States with Little to Lose from EPA's Carbon Rules Offer Poor Model for Broader U.S. Effort

Wednesday, December 18, 2013

Washington, D.C. – The American Coalition for Clean Coal Electricity (ACCCE) blasted a letter signed by energy and environmental officials from 15 states that, unlike most of the country, have relatively small amounts of coal-powered electricity.

“It is the height of hubris that states with no real reliance on coal-generated power are all too eager to urge EPA to impose ‘stringent’ rules for the rest of the country,” said Laura Sheehan, Senior Vice President of Communications for the American Coalition for Clean Coal Electricity (ACCCE). “These 15 states would be largely unaffected by the dire social, economic and electric reliability consequences of taking coal offline. But their lack of concern for residents of the other 35 states is truly troubling. ”

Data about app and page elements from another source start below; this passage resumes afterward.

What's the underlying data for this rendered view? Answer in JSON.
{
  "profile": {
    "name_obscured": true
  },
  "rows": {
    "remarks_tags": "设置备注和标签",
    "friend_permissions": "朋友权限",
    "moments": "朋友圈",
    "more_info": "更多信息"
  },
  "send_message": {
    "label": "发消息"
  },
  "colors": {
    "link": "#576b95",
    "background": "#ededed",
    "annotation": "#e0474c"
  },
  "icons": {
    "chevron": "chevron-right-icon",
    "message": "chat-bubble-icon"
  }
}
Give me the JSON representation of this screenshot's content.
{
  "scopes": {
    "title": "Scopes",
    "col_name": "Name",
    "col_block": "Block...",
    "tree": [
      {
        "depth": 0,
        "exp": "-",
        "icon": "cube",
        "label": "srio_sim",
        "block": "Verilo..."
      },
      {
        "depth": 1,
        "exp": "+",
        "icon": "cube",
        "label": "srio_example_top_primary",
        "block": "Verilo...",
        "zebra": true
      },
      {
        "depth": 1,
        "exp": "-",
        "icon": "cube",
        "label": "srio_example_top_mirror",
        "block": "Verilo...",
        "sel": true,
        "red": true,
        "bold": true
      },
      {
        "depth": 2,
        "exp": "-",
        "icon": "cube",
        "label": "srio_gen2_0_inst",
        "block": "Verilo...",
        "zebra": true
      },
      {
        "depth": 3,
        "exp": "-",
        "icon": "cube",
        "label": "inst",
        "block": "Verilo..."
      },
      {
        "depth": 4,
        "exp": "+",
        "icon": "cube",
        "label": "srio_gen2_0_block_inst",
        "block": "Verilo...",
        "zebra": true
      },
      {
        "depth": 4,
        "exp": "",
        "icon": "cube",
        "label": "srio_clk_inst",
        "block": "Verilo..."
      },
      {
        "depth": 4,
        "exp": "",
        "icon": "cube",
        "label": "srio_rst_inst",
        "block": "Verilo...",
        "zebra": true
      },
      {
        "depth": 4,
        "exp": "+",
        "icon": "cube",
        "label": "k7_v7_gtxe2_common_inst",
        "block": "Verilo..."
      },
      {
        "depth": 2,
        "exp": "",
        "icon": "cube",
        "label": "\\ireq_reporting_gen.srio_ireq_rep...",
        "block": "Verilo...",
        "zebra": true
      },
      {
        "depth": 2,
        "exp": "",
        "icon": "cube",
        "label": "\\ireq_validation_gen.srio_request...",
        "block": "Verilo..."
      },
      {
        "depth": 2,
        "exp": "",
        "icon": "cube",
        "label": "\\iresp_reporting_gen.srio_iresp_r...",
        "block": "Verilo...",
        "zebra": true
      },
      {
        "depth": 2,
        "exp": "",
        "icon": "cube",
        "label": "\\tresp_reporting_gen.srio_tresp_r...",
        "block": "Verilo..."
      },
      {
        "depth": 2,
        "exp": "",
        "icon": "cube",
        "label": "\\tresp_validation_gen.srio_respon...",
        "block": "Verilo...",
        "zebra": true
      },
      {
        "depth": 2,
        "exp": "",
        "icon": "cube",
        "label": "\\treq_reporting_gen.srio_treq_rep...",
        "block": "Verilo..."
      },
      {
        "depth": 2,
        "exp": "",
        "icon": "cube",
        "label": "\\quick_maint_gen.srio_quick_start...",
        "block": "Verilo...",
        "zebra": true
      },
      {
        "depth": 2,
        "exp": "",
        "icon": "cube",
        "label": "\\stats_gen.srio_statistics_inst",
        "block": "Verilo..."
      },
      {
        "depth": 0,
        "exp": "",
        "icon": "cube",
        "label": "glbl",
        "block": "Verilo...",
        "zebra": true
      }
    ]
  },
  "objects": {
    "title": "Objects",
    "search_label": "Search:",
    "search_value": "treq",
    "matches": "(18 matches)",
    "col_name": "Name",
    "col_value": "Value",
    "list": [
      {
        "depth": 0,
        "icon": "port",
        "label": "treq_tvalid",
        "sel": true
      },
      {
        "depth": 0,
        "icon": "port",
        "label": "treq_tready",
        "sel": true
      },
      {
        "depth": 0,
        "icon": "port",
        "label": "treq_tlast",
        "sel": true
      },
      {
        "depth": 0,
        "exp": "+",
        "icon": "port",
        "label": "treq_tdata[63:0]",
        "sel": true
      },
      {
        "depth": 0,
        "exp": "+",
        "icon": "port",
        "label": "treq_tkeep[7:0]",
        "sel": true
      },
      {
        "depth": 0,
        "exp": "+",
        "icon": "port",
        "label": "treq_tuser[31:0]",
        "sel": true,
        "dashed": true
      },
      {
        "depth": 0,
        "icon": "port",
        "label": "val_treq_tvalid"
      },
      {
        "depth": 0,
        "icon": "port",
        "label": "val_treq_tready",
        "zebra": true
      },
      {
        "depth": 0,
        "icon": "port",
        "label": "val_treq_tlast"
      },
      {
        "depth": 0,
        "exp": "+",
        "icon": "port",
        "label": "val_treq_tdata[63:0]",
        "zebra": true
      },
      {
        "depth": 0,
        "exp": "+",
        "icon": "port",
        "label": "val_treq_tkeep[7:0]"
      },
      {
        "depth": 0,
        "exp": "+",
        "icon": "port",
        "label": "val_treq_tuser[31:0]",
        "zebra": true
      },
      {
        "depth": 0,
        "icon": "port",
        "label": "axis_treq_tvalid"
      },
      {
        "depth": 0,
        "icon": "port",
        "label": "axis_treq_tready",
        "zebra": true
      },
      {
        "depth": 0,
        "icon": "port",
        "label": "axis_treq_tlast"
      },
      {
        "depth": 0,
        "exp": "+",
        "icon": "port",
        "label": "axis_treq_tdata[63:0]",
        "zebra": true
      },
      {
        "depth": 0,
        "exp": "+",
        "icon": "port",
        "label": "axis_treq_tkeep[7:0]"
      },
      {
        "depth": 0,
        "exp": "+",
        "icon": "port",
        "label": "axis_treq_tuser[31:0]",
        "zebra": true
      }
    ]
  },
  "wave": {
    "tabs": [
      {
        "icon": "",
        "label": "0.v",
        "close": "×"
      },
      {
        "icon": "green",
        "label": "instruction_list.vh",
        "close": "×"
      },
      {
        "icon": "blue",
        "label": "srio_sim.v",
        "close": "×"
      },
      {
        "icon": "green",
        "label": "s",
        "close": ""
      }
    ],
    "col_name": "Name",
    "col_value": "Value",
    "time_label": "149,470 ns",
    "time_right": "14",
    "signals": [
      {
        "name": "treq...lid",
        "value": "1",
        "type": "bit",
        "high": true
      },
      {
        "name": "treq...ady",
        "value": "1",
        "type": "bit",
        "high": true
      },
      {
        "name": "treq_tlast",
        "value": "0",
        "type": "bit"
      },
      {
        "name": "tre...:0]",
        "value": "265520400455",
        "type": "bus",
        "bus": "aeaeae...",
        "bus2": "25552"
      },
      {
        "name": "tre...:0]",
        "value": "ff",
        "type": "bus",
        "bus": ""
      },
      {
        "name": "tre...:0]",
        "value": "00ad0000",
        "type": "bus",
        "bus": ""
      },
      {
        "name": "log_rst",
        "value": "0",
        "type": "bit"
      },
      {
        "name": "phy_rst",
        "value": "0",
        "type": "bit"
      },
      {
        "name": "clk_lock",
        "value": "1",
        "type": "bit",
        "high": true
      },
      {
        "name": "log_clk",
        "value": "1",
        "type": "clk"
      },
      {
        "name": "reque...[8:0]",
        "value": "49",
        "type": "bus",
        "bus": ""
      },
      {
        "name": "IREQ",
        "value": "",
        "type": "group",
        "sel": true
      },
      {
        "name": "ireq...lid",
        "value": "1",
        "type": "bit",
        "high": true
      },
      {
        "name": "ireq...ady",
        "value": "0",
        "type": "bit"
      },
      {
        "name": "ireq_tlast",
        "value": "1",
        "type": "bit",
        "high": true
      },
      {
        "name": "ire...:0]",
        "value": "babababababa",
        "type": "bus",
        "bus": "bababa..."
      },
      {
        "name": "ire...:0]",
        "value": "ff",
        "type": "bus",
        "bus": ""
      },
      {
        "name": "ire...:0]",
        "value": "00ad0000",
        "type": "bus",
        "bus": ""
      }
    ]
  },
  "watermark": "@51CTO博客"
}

The states that sent the letter are not representative of the broader United States. Half of these states have almost no coal-fueled power plants at all, and combined, these 15 states use just 12 percent of the entire nation’s supply of electricity from coal. Additionally, 10 of these states already regulate carbon emissions through their own programs and would be unaffected if EPA imposes similar standards on states that rely on coal production and coal-fueled electricity.